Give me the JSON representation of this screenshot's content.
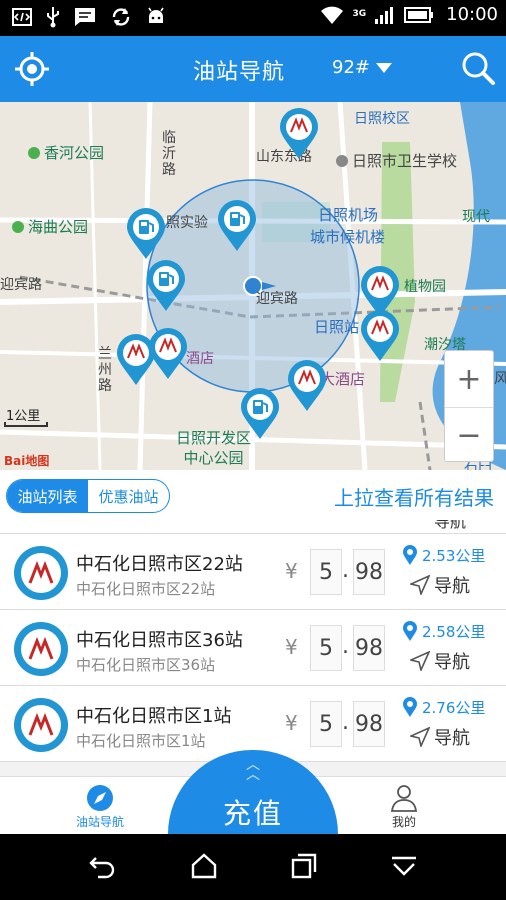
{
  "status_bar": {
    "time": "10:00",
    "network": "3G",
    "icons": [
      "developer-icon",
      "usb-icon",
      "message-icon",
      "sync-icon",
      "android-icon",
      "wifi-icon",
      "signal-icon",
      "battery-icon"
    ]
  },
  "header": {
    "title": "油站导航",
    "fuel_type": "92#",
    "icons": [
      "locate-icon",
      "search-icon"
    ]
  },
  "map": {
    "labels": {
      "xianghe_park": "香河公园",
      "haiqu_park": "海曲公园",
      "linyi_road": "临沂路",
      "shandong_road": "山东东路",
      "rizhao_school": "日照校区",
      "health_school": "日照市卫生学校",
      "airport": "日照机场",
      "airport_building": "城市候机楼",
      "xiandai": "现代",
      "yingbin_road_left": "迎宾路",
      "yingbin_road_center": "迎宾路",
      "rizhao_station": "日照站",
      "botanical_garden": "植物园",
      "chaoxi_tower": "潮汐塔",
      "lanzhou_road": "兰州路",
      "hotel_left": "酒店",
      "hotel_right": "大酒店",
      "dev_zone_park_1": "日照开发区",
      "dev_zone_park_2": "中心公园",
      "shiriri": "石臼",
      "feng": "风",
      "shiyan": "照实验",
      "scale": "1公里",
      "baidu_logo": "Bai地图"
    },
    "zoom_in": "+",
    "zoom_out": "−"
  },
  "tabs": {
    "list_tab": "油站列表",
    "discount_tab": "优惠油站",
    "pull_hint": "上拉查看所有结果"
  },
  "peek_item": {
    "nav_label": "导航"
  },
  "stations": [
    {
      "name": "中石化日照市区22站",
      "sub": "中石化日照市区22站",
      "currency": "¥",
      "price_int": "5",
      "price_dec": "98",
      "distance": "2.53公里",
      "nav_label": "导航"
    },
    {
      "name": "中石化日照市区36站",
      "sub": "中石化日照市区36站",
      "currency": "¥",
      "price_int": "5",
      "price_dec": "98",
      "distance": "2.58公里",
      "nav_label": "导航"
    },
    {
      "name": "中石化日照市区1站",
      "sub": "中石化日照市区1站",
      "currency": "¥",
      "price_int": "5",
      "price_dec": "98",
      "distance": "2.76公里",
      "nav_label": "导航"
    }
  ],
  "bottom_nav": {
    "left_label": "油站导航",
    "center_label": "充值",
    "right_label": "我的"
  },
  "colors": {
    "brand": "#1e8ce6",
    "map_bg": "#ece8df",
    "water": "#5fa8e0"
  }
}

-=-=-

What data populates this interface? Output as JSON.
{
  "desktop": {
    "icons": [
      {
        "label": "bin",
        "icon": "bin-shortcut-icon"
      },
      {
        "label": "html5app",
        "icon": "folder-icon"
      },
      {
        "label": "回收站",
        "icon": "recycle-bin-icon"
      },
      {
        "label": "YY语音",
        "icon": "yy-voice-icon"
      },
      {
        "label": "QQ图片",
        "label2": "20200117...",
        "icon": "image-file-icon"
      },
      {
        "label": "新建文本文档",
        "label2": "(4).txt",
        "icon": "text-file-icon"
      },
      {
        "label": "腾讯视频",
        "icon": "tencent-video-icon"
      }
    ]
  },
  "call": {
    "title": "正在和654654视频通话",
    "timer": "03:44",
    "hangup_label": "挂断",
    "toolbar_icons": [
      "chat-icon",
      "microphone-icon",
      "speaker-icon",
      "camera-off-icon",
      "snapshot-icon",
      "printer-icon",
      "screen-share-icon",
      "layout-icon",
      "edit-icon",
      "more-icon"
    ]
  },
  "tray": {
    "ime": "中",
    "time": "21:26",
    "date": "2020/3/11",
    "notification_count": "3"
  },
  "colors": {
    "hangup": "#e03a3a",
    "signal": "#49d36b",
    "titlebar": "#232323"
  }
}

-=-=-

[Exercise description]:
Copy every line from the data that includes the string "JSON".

[Worked solution]:
Give me the JSON representation of this screenshot's content.
What data populates this interface? Output as JSON.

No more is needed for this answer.